One arena in which Europe has been embracing design is the automotive industry. Prestige manufacturers such as Ferrari and Porsche have always made an issue out of design, celebrating individual talents and design consultants (Ghia and Pininfarina, for example) but the more commercial companies have kept design in-house and anonymous. A big change has been the deliberate association of cars with design.
In April, Volkswagen showcased its neat, diminutive XL1 not at a car show but at the Milan Furniture Fair, just as last year Renault first showed its extraordinary Twin Z concept car with its theatrical brake lights extending across the whole rear and its stunning, organic wheels at the Milan show. For this, Renault commissioned British designer Ross Lovegrove, known for his fluid science fiction designs, to reimagine the small car. This was a brave move but a prescient one, placing the mass car manufacturer among an elite of design companies. In fact it seems odd that more car manufacturers do not work with outside designers – this is precisely the sort of collaboration that can lead not only to breakthroughs and crossovers in technology but also to a kind of brand differentiation that might be critical in the current struggling market.
Britain has had huge success in exporting industrial designers.

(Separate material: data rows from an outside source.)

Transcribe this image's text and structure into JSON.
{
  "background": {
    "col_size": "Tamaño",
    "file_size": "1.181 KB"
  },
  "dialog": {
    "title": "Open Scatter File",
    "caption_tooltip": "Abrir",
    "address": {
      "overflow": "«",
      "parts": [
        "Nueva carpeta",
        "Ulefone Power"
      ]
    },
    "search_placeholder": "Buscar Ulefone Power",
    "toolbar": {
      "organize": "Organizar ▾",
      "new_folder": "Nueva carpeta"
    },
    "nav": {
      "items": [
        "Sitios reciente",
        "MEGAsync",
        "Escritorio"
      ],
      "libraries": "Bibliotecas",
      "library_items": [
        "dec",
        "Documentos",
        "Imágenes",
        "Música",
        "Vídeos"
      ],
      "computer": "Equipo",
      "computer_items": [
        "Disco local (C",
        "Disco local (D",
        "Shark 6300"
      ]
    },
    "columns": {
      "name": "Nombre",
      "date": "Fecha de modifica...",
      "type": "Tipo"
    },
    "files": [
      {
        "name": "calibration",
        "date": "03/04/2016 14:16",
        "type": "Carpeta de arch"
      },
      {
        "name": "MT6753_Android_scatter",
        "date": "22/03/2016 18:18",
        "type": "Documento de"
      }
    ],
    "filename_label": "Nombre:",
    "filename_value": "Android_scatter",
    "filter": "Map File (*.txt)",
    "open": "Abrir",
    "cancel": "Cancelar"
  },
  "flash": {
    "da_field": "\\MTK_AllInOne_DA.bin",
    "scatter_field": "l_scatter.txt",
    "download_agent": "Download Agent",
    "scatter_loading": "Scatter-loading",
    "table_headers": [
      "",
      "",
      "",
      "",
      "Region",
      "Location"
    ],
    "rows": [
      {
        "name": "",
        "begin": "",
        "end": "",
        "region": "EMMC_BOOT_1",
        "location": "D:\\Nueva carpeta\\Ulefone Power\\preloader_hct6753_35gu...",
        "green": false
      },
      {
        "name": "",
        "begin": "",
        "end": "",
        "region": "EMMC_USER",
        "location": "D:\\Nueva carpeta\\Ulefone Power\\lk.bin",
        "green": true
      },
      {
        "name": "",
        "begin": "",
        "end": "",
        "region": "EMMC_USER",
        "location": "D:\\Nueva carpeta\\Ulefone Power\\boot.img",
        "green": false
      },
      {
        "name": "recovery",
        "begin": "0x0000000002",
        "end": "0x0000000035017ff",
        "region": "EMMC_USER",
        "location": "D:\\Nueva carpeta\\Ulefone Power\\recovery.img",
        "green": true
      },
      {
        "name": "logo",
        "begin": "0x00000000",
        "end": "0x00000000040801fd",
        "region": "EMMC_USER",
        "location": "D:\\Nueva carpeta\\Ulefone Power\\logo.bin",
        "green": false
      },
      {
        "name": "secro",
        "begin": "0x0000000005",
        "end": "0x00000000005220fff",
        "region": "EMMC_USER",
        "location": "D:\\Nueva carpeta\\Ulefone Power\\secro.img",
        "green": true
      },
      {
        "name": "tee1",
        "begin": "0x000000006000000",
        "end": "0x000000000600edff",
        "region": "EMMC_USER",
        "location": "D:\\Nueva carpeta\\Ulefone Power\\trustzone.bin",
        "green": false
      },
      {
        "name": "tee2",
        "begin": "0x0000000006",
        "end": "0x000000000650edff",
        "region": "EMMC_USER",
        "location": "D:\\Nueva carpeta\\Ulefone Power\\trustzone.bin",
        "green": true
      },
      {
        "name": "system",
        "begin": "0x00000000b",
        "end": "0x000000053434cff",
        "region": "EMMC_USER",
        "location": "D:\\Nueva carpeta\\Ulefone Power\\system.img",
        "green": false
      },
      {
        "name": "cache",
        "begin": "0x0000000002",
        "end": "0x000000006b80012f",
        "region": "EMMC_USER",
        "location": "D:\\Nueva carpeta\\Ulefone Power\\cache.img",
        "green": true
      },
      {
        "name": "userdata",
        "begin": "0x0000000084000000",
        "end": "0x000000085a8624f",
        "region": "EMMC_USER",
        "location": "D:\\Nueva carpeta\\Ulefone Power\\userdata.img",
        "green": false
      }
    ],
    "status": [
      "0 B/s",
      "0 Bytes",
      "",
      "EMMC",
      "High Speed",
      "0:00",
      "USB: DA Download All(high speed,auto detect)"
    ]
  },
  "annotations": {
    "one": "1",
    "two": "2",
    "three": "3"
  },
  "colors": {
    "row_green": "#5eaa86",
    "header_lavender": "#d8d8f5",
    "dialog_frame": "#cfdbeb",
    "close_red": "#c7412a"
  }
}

If the Netherlands is known for its unconventional, eccentric concepts and Italy for its sexy styling, the Brits are known for a robust and elegant functionalism in a tradition that stretches back to Kenneth Grange and beyond. Currently Jasper Morrison is one of the most renowned designers working for a range of international companies but other less familiar names include Sam Hecht and Kim Collin of Industrial Facility, Sebastian Bergne and Barber Osgerby, all working for a remarkable range of international companies and creating a kind of hybrid European design that blends functional, elegant British design with continental European manufacturing flair.

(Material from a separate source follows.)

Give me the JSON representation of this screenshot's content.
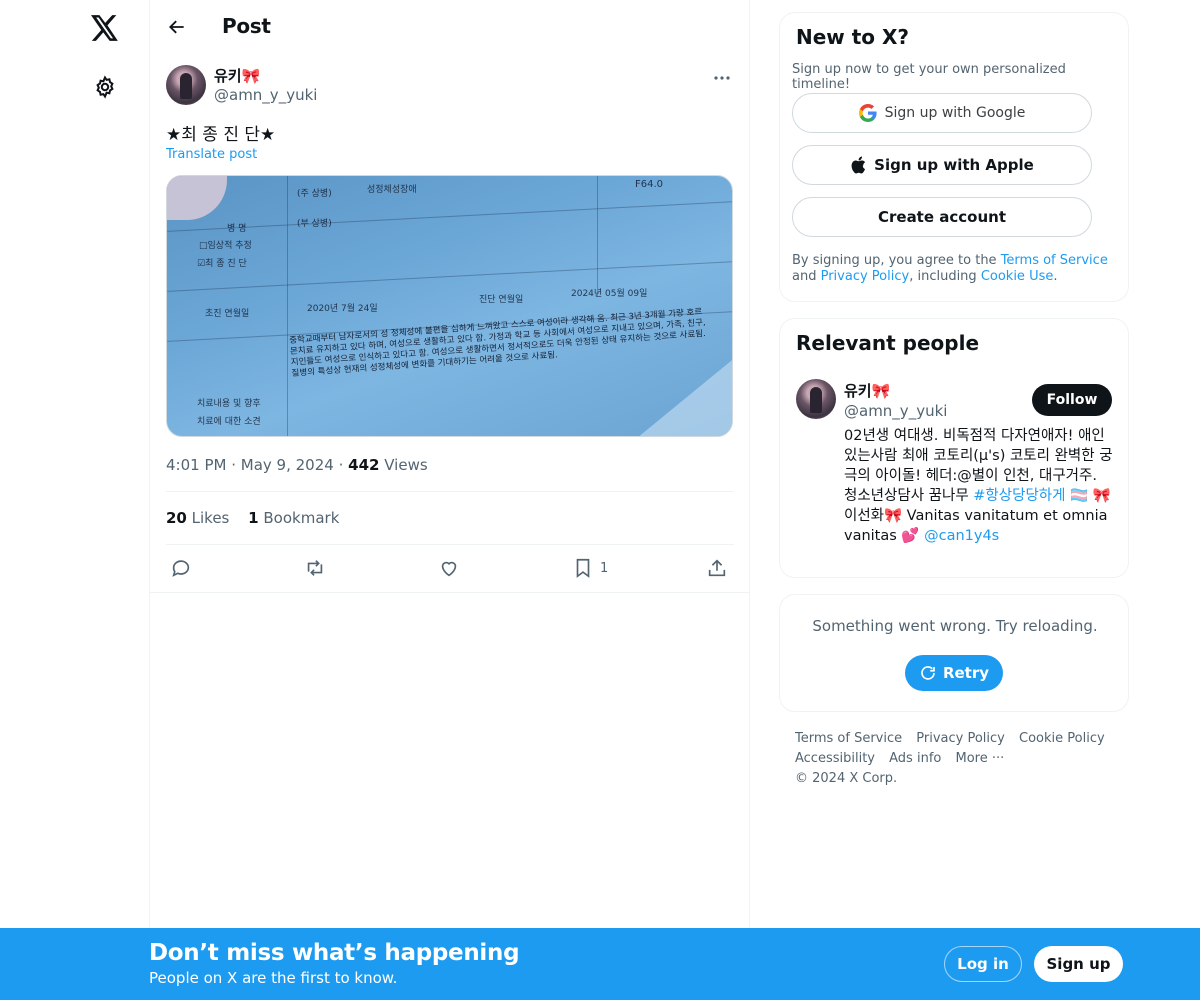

The Belgians have also been a surprisingly strong design presence. Ann Demeulemeester, Dries van Noten and Martin Margiela and Raf Simons have exerted a huge impact on the fashion scene completely out of proportion to their home country’s size. They present only the most visible crown of a country in thrall to design.
We have become used to product designers, fashion designers, architects, graphic designers and so on – and their role in any evolution of European design is secure as the continent continues to export its most famous brands. But perhaps where the future lies is in the application of design to less familiar areas.
The emergence of social design and conceptual design, for instance, promises to question, undermine and reinterpret accepted dogma. If designers are able to apply their intelligence to processes as well as products, to society as well as shoes, then real changes might emerge. Corporations are cautious, but it will happen. Some of the more radical and intellectual design practices including Jurgen Bey, Ezio Manzini and Marti Guixe have been positing probing questions.
They have introduced the idea of a critical design that, rather than using design to solve a problem, uses it to begin to illuminate the complex issues around a problem, as well as taking design beyond product and into human behaviour.
In the meantime, social design, the idea that design should contribute to good in the world, is beginning to have an impact on services and delivery in everything from social work to healthcare and education. Perhaps, counterintuitively, an alternative future for design may well lie here. Designers always work in the future with an ability to anticipate change. If industry declines and power shifts, design still may have a future, albeit one that looks very different.